Ana Severino was instrumental in finding the source of the outbreak. The unmarked five-litre bottles were traced back to a particular oil distributor. Their factory was immediately shut down, and the chemical agent responsible for the epidemic was isolated. But the truth provided scant comfort for Ana.
The final toll was 20,000 sick, 800 dead. The government decided not to make it public that a fledgling terrorist group were responsible; the official story was that the oil distributor had been in blatant disregard of health and safety regulations.
Gonzalo Hermenegildo was found dead in his cell the morning after the Chief Warden’s visit.
On 23 February 1981 Lieutenant-Colonel Antonio Tejero led 200 armed Civil Guard officers into the Spanish Parliament in an attempted coup d’état. King Juan Carlos I refused to endorse the coup and it ended bloodlessly, effectively spelling the end of Francoist fascism.

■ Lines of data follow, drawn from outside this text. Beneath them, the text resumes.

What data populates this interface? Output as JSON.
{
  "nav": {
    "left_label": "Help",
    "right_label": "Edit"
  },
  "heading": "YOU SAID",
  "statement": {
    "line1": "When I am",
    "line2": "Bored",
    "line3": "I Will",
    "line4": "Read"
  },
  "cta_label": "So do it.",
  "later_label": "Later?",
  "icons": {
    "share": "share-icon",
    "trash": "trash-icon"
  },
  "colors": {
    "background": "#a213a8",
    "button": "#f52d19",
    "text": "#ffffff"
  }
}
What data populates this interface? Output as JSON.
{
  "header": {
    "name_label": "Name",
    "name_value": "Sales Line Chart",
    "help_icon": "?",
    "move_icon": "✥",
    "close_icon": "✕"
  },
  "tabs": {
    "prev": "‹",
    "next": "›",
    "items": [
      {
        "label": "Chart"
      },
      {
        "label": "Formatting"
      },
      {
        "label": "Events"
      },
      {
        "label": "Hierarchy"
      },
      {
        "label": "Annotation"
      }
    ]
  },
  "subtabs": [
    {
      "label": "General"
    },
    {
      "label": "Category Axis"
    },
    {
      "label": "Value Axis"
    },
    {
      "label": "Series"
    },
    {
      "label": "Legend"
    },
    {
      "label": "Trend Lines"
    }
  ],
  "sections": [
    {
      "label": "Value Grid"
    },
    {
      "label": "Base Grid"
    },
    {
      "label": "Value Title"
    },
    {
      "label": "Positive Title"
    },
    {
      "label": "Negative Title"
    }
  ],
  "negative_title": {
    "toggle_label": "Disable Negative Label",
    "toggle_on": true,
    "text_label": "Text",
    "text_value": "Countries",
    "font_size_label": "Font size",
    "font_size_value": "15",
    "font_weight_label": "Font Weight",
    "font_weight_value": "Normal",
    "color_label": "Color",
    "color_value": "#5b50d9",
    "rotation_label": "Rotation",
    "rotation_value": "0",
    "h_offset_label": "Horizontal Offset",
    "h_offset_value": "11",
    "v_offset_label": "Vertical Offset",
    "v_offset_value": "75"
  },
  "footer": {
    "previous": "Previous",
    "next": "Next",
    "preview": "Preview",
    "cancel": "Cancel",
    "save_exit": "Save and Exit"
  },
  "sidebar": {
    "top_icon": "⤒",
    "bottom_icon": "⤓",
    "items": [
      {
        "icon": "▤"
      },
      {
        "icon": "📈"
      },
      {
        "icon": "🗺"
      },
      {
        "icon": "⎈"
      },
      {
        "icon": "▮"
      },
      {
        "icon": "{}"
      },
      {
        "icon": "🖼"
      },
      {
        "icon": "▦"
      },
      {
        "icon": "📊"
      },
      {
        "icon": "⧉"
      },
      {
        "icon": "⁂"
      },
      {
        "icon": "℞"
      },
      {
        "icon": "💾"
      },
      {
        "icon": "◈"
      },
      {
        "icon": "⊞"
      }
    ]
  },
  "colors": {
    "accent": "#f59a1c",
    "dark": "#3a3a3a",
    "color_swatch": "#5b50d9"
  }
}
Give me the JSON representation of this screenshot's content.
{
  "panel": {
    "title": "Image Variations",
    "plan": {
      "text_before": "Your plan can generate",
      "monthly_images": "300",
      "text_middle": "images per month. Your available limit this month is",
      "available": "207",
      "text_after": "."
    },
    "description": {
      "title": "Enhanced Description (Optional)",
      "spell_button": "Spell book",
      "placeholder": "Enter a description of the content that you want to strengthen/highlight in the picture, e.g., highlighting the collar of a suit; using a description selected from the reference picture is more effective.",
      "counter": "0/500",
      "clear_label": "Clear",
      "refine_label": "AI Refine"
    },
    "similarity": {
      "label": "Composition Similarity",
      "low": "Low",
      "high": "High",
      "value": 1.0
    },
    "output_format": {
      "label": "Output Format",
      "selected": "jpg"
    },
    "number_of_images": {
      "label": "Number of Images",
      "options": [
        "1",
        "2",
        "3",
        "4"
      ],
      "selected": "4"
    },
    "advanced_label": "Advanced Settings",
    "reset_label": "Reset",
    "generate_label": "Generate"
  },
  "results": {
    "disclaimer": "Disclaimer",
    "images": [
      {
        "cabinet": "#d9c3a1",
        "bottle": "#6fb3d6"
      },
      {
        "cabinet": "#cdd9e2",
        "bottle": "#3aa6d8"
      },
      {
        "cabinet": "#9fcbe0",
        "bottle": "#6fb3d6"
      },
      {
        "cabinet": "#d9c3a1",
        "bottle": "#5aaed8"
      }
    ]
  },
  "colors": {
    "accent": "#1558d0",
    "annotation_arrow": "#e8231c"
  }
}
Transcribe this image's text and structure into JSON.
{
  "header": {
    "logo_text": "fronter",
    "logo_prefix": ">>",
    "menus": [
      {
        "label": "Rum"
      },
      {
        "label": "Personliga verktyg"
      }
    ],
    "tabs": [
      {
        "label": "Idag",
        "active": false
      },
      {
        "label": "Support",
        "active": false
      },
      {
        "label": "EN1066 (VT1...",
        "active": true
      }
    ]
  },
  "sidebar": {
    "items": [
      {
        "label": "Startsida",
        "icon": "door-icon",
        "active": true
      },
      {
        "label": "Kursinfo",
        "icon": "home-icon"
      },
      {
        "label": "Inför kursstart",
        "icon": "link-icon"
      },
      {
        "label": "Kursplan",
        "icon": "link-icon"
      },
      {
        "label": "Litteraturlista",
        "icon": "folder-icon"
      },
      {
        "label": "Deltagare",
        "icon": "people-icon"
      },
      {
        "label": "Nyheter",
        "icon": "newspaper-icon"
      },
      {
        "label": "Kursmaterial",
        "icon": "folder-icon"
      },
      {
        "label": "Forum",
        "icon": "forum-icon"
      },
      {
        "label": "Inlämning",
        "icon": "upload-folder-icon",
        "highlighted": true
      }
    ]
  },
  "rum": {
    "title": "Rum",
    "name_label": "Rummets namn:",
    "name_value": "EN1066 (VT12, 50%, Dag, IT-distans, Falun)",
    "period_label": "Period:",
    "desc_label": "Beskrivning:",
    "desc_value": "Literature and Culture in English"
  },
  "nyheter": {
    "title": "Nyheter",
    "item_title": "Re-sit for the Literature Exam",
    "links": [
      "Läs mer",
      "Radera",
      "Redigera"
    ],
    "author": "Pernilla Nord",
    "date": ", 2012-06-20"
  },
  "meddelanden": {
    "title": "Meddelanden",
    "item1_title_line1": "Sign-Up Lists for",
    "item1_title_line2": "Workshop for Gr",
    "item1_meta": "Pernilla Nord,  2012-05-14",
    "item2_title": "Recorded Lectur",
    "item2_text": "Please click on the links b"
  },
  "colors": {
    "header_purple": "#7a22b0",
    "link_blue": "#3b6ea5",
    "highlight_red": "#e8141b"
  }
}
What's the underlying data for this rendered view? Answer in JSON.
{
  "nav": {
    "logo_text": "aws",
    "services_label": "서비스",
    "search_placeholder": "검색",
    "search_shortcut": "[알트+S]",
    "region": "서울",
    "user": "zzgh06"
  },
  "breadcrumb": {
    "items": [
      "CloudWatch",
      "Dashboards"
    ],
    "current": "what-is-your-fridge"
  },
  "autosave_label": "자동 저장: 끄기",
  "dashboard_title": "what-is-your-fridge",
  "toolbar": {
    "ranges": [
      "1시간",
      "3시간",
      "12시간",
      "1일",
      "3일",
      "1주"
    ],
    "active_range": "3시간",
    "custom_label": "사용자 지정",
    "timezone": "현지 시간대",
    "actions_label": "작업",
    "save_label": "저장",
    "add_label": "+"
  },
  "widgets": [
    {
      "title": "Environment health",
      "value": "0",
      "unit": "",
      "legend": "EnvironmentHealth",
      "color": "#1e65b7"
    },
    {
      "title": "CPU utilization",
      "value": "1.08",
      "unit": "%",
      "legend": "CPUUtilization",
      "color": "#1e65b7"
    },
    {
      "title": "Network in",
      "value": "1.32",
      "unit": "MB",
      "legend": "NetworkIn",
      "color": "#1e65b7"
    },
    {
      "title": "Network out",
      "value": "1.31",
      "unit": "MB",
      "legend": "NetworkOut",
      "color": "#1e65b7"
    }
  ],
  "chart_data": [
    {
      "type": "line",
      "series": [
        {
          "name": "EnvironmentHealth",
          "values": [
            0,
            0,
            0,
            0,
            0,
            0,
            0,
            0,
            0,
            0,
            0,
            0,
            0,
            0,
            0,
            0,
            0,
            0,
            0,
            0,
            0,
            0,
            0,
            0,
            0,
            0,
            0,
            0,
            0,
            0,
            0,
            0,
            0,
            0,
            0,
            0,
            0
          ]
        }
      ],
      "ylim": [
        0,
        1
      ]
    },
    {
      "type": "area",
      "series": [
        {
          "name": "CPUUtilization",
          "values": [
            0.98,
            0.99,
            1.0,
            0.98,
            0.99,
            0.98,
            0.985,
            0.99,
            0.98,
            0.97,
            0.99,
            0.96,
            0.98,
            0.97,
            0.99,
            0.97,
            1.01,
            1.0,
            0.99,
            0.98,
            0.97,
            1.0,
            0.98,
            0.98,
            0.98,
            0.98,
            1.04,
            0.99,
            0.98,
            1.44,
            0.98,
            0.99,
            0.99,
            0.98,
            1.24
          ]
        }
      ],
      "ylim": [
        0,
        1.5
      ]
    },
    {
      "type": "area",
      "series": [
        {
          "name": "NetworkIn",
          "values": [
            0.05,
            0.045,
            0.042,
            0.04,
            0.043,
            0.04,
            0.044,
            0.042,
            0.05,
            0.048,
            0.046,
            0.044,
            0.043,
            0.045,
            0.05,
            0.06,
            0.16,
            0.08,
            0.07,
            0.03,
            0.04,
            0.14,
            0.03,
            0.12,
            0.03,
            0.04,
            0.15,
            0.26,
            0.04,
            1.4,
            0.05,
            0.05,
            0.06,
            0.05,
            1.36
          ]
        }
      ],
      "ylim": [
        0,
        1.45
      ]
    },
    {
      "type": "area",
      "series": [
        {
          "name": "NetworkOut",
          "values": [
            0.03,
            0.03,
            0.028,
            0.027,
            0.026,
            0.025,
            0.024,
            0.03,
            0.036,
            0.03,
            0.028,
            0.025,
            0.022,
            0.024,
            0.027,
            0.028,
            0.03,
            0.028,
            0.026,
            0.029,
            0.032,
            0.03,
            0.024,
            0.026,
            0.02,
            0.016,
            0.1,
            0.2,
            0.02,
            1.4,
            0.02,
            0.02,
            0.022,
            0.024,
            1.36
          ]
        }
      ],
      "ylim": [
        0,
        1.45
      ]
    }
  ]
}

Later that year, a previously unknown musculoskeletal disease swept across Spain with devastating consequences. The cause was traced to the consumption of rapeseed oil that had been intended for industrial rather than food use, and tainted with aniline. Hundreds died, and thousands were left permanently disabled.
This story imagines a connection between these two incidents. But the true story behind “toxic oil syndrome” is even stranger. In reality, the lethal epidemic was nothing to do with tainted oil, but most likely caused by the consumption of toxic organophosphates used as pesticides on fruits such as tomatoes. A massive conspiracy by the Spanish government, bolstered by commercial interests, ensured the evidence was so thoroughly manipulated that the truth may never be known.
Sadly, science is increasingly beholden to corporate sponsorship, and its conclusions are often massaged accordingly. So: Be wary of taking a sensational story about a scientific study at face value. And wash your tomatoes.